Role of PFKFB3-driven glycolysis in vessel sprouting


  • K. De Bock
  • M. Georgiadou
  • S. Schoors
  • A. Kuchnio
  • B.W. Wong
  • A.R. Cantelmo
  • A. Quaegebeur
  • B. Ghesquière
  • S. Cauwenberghs
  • G. Eelen
  • L.K. Phng
  • I. Betz
  • B. Tembuyser
  • K. Brepoels
  • J. Welti
  • I. Geudens
  • I. Segura
  • B. Cruys
  • F. Bifari
  • I. Decimo
  • R. Blanco
  • S. Wyns
  • J. Vangindertael
  • S. Rocha
  • R.T. Collins
  • S. Munck
  • D. Daelemans
  • H. Imamura
  • R. Devlieger
  • M. Rider
  • P.P. Van Veldhoven
  • F. Schuit
  • R. Bartrons
  • J. Hofkens
  • P. Fraisl
  • S. Telang
  • R.J. DeBerardinis
  • L. Schoonjans
  • S. Vinckier
  • J. Chesney
  • H. Gerhardt
  • M. Dewerchin
  • P. Carmeliet

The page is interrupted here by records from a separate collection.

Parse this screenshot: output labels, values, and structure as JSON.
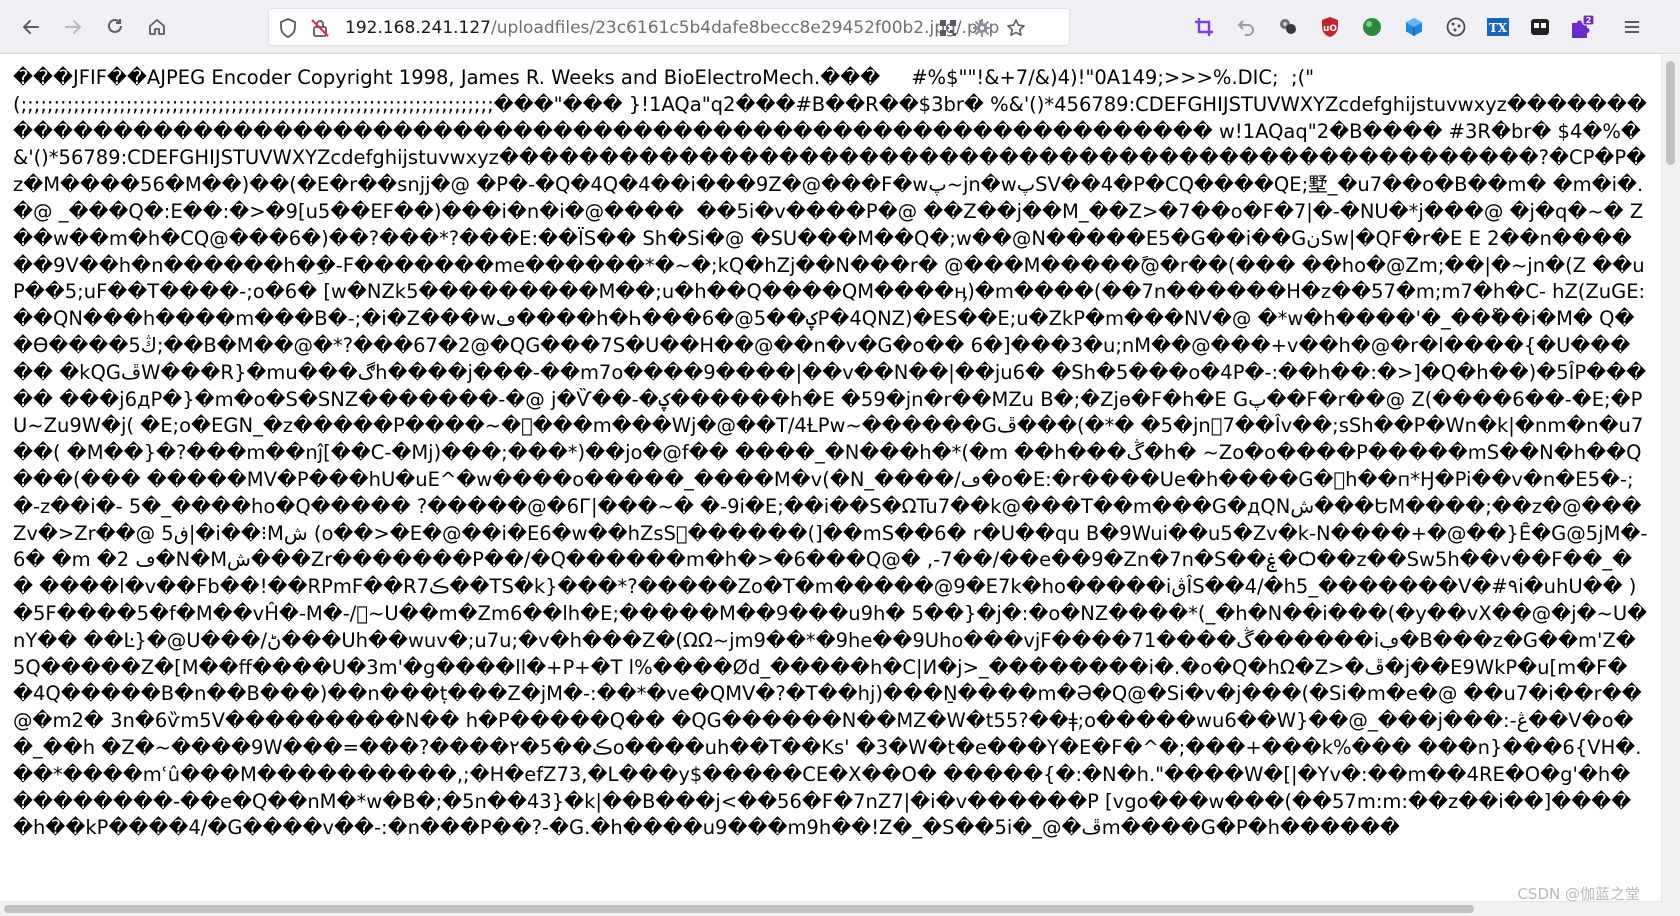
{
  "browser": {
    "url_host": "192.168.241.127",
    "url_path": "/uploadfiles/23c6161c5b4dafe8becc8e29452f00b2.jpg/.php",
    "icons": {
      "back": "back-arrow-icon",
      "forward": "forward-arrow-icon",
      "reload": "reload-icon",
      "home": "home-icon",
      "shield": "tracking-protection-shield-icon",
      "insecure": "insecure-connection-icon",
      "qr": "qr-code-icon",
      "extension": "extension-gear-icon",
      "bookmark": "bookmark-star-icon"
    },
    "extensions": [
      {
        "name": "crop-icon",
        "color": "#7b3fe4"
      },
      {
        "name": "undo-icon",
        "color": "#9c9ca6"
      },
      {
        "name": "pinwheel-icon",
        "color": "#5a5a5a"
      },
      {
        "name": "ublock-icon",
        "color": "#c0262d"
      },
      {
        "name": "green-ball-icon",
        "color": "#2b8a3e"
      },
      {
        "name": "blue-cube-icon",
        "color": "#1e88e5"
      },
      {
        "name": "cookie-icon",
        "color": "#4a4a4a"
      },
      {
        "name": "translate-tx-icon",
        "color": "#1565c0",
        "label": "TX"
      },
      {
        "name": "container-icon",
        "color": "#222222"
      },
      {
        "name": "puzzle-badge-icon",
        "color": "#6a2bd1",
        "badge": "2"
      },
      {
        "name": "menu-icon",
        "color": "#5b5b66"
      }
    ]
  },
  "page": {
    "raw_text": "���JFIF��AJPEG Encoder Copyright 1998, James R. Weeks and BioElectroMech.���     #%$\"\"!&+7/&)4)!\"0A149;>>>%.DIC;  ;(\"(;;;;;;;;;;;;;;;;;;;;;;;;;;;;;;;;;;;;;;;;;;;;;;;;;;;;;;;;;;;;;;;;;;;;;;;;���\"��� }!1AQa\"q2���#B��R��$3br� %&'()*456789:CDEFGHIJSTUVWXYZcdefghijstuvwxyz������������������������������������������������������������������� w!1AQaq\"2�B���� #3R�br� $4�%� &'()*56789:CDEFGHIJSTUVWXYZcdefghijstuvwxyz����������������������������������������������������?�CP�P�z�M����56�M��)��(�E�r��snjj�@ �P�-�Q�4Q�4��i���9Z�@���F�wپ~jn�wپSV��4�P�CQ����QE;墅_�u7��o�B��m� �m�i�.�@ _���Q�:E��:�>�9[u5��EF��)���i�n�i�@����  ��5i�v����P�@ ��Z��j��M_��Z>�7��o�F�7|�-�NU�*j���@ �j�q�~� Z��w��m�h�CQ@���6�)��?���*?���E:��ÏS�� Sh�Si�@ �SU���M��Q�;w��@N�����E5�G��i��GنSw|�QF�r�E E 2��n������9V��h�n������h��ِ-F�������me������*�~�;kQ�hZj��N���r� @���M�����@ً�r��(��� ��ho�@Zm;��|�~jn�(Z ��uP��5;uF��T����-;o�6� [w�NZk5���������M��;u�h��Q����QM����ӊ)�m����(��7n������H�z��57�m;m7�h�C- hZ(ZuGE:��QN���h����m���B�-;�i�Z���wڡ����h�Һ���6�@ؼ��5P�4QNZ)�ES��E;u�ZkP�m���NV�@ �*w�h����'�_���ْ�i�M� Q��Ө����5ڭ;��B�M��@�*?���67�2@�QG���7S�U��H��@��n�v�G�o�� 6�]ٛ���3�u;nM��@���+v��h�@�r�l����{�U����� �kQGڦW���R}�mu���ڰh����j���-��m7o����9����|��v��N��|��ju6� �Sh�5���o�4P�-:��h��:�>]�Q�h��)�5ÎP����� ���j6дP�}�m�o�S�SNZ�������-�@ j�Ѷ��-�ؼ������h�E �59�jn�r��MZu B�;�Zjө�F�h�E Gپ��F�r��@ Z(����6��-�E;�PU~Zu9W�j( �E;o�EGN_�z�����P����~�ᷚ���m���Wj�@��T/4ȽPw~������Gڦ���(�*� �5�jnᷚ7��Îv��;sSh��P�Wn�k|�nm�n�u7��( �M��}�?���m��nĵ[��C-�Mj)���;���*)��jo�@f�� ����_�N���h�*(�m ��h���ڴ�h� ~Zo�o����P�����mS��N�h��Q���(��� �����MV�P���hU�uE^�w����o�����_����M�v(�N_����/ڡ�o�E:�r����Ue�h����G�ᷚh��п*Ӈ�Pi��v�n�E5�-;�-z��i�- 5�_����ho�Q����� ?�����@�6Г|���~� �-9i�E;��i��S�ΩTu7��k@���T��m���G�дQNش���ԵM����;��z�@���Zv�>Zr��@ 5ڧ|�i��⁝Mش (o��>�E�@��i�E6�w��hZsSᷙ������(]��mS��6� r�U��qu B�9Wui��u5�Zv�k-N����+�@��}Ȇ�G@5jM�-6� �m �ڡ 2�N�Mش���Zr�������P��/�Q������m�h�>�6���Q@� ,-7��/��e��9�Zn�7n�S��ۼ�Ѻ��z��Sw5h��v��F��_�� ����l�v��Fb��!��RPmF��R7ڪ��TS�k}���*?�����Zo�T�m�����@9�E7k�ho�����iڨÎS��4/�h5_�������V�#٩i�uhU�� )�5F����5�f�M��vĤ�-M�-/ᷚ~U��m�Zm6��lh�E;�����M��9���u9h� 5��}�j�:�o�NZ����*(_�h�N��i���(�y��vX��@�j�~U�nY�� ��Ŀ}�@U���/ڻ���Uh��wuv�;u7u;�v�h���Z�(ΩΩ~jm9��*�9he��9Uho���vjF����71����ڴ������iڢ�B���z�G��m'Z� 5Q�����Z�[M��ff����U�3m'�g����ll�+P+�T l%����Ød_�����h�C|И�j>_��������i�.�o�Q�hΩ�Z>�ڦ�j��E9WkP�u[m�F� �4Q�����B�n��B���)��n���ṭ���Z�jM�-:��*�ve�QMV�?�T��hj)���Ṉ����m�Ә�Q@�Si�v�j���(�Si�m�e�@ ��u7�i��r��@�m2� 3n�6ѷm5V���������N�� h�P�����Q�� �QG������N��MZ�W�t55?��ǂ;o�����wu6��W}��@_���j���:-ڠ��V�o��_��h �Z�~����9W���=���?����۲�5��ڪo����uh��T��Ks' �3�W�t�e���Y�E�F�^�;���+���k%��� ���n}���6{VH�.��*����mʿû���M����������,;�H�efZ73,�L���y$�����CE�X��O� �����{�:�N�h.\"����W�[|�Yv�:��m��4RE�O�g'�h���������-��e�Q��nM�*w�B�;�5n��43}�k|��B���j<��56�F�7nZ7|�i�v������P [vgo���w���(��57m:m:��z��i��]�����h��kP����4/�G����v��-:�n���P��?-�G.�h����u9���m9h��!Z�_�S��5i�_@�ڦm����G�P�h������"
  },
  "watermark": {
    "text": "CSDN @伽蓝之堂"
  }
}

  • Cell


  • Cell 154 (3): 651-663


  • Vessel sprouting by migrating tip and proliferating stalk endothelial cells (ECs) is controlled by genetic signals (such as Notch), but it is unknown whether metabolism also regulates this process. Here, we show that ECs relied on glycolysis rather than on oxidative phosphorylation for ATP production and that loss of the glycolytic activator PFKFB3 in ECs impaired vessel formation. Mechanistically, PFKFB3 not only regulated EC proliferation but also controlled the formation of filopodia/lamellipodia and directional migration, in part by compartmentalizing with F-actin in motile protrusions. Mosaic in vitro and in vivo sprouting assays further revealed that PFKFB3 overexpression overruled the pro-stalk activity of Notch, whereas PFKFB3 deficiency impaired tip cell formation upon Notch blockade, implying that glycolysis regulates vessel branching.